Start of Block

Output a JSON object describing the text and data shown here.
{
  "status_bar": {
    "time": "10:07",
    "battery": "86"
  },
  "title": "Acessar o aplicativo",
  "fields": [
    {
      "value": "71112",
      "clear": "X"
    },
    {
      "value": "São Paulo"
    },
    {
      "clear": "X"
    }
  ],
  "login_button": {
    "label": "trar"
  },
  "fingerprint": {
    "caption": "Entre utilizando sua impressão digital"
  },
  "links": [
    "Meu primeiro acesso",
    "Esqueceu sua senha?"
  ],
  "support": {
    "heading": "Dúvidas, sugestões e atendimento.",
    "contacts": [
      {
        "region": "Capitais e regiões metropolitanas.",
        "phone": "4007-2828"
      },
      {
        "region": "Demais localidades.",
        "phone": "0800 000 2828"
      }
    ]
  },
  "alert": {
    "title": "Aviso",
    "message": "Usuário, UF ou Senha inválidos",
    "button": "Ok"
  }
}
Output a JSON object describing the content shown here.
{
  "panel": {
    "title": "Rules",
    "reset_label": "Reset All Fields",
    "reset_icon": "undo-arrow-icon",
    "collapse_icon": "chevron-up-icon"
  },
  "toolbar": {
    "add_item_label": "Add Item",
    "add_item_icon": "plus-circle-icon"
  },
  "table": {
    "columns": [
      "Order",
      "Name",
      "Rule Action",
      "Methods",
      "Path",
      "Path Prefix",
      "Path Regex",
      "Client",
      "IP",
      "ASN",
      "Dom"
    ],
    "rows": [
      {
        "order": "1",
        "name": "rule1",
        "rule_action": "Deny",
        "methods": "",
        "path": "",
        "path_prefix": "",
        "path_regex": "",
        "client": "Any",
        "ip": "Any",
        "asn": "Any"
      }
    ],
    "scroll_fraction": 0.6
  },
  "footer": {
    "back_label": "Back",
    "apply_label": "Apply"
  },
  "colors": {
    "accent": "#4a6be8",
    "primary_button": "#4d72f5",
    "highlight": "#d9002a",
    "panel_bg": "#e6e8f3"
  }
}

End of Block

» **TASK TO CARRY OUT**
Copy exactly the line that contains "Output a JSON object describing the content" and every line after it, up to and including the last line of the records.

» **RESULT**
Output a JSON object describing the content shown here.
{
  "panel": {
    "title": "Rules",
    "reset_label": "Reset All Fields",
    "reset_icon": "undo-arrow-icon",
    "collapse_icon": "chevron-up-icon"
  },
  "toolbar": {
    "add_item_label": "Add Item",
    "add_item_icon": "plus-circle-icon"
  },
  "table": {
    "columns": [
      "Order",
      "Name",
      "Rule Action",
      "Methods",
      "Path",
      "Path Prefix",
      "Path Regex",
      "Client",
      "IP",
      "ASN",
      "Dom"
    ],
    "rows": [
      {
        "order": "1",
        "name": "rule1",
        "rule_action": "Deny",
        "methods": "",
        "path": "",
        "path_prefix": "",
        "path_regex": "",
        "client": "Any",
        "ip": "Any",
        "asn": "Any"
      }
    ],
    "scroll_fraction": 0.6
  },
  "footer": {
    "back_label": "Back",
    "apply_label": "Apply"
  },
  "colors": {
    "accent": "#4a6be8",
    "primary_button": "#4d72f5",
    "highlight": "#d9002a",
    "panel_bg": "#e6e8f3"
  }
}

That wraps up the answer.